Hong Kong: Keeping hope alive
A Lunar New Year with the outbreak of Coronavirus
Lunar New Year is, without doubt, the most important annual festival for the Chinese. It is not only a long holiday in Hong Kong, but also a time for family and friends to gather. It is similar to Christmas in the North, but with much more noise and laughter.
But this year, when the government announced extra days of “home stay” for civil servants until 2 February, due to the coronavirus outbreak, the atmosphere in the city chilled in an unexpected and unusual way. Scheduled festivities, which normally extend for more than two weeks, were mostly cancelled. In restaurants, there was no need to queue for hours and there were always free tables.
This is exceptional.
Then the government cancelled school and all non-essential services, allowing civil servants and encouraging all employees to work at home for another week (this is renewed weekly, currently until 1 March). Suddenly, the whole city, including its churches, had very different agendas. Instead of daily business or ministry, work meant hunting for surgical masks, alcohol hand cleanser and antiseptic utilities.
A few churches cancelled Sunday services on 9 February, more joined them on 16 February, and still more on 23 February. All other church programs and gatherings have been cancelled. Most kinds of pastoring and fellowship, including Sunday worship, can only be done via internet or telephone. After seven months of social conflict, we are facing another round of challenges.
It is easy to imagine how cancelling Sunday services has caused a big debate. We affirm that the Word and Sacrament are important to us, especially in times of crisis, but we also tell church members that they are free to stay home, and those who are physically weak should stay home. They may join in the service via internet broadcasting, or they can sing a hymn and read a few verses of Scripture to strengthen their Spirit. Those who come to Sunday services in person are encouraged to sit apart and not to shake hands, while wearing a mask is mandatory. Extra caution is advised if Holy Communion is being distributed.
Staff at church-run schools and social services now face new pressures with regulations and hygienic requirements to avoid potential infections. An even harder challenge is the shortage of masks and antiseptic products and there is a growing sense of desperation which is creating both physical and mental problems. People queue up overnight to buy masks or tissues, and rice has sold out in some supermarkets because of panic buying.

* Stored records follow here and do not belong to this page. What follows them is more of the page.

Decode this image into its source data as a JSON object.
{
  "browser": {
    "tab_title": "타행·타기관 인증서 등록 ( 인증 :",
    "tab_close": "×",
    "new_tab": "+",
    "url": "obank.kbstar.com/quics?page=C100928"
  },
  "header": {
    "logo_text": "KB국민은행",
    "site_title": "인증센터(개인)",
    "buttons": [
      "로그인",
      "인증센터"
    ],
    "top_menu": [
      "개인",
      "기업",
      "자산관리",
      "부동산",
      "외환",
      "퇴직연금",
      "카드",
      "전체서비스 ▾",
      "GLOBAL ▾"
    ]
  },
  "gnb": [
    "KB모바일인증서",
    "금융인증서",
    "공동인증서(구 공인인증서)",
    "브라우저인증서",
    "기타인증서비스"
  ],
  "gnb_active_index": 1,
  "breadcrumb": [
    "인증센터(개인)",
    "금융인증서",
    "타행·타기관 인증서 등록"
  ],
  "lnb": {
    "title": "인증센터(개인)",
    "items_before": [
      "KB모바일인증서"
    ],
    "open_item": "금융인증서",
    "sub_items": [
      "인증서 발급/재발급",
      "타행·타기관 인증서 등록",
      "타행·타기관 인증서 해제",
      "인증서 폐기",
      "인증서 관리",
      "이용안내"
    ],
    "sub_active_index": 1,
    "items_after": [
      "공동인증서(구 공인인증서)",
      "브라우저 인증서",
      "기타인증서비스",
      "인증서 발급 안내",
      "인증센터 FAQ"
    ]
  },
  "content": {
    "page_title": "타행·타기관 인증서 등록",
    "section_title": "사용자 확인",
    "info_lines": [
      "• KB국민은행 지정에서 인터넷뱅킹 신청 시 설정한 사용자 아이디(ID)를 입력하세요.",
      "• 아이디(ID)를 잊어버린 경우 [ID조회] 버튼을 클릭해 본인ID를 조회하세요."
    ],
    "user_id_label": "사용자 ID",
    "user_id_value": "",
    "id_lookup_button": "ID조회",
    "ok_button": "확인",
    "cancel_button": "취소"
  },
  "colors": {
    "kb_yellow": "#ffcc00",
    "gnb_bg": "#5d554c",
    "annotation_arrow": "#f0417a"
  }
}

In response, many churches, including our own, are doing what we can to help the needy. We gather daily supplies for the elderly and the poor, encouraging members to share what they have, rather than stocking up for longer than one or two months. Ministers are encouraged to spend more time caring via the internet, phone or even in person. In our homes for the elderly, counselors and ministers spend more time talking with residents in their rooms, while wearing a mask and washing their hands carefully.
There are rumors and fear around us, but we trust in our Lord, who will carry us through this time of trial. We also know that we can count on the prayers and practical support of Christians all over the world to support us in Hong Kong, as well as those affected elsewhere in Asia and around the globe. We shall overcome!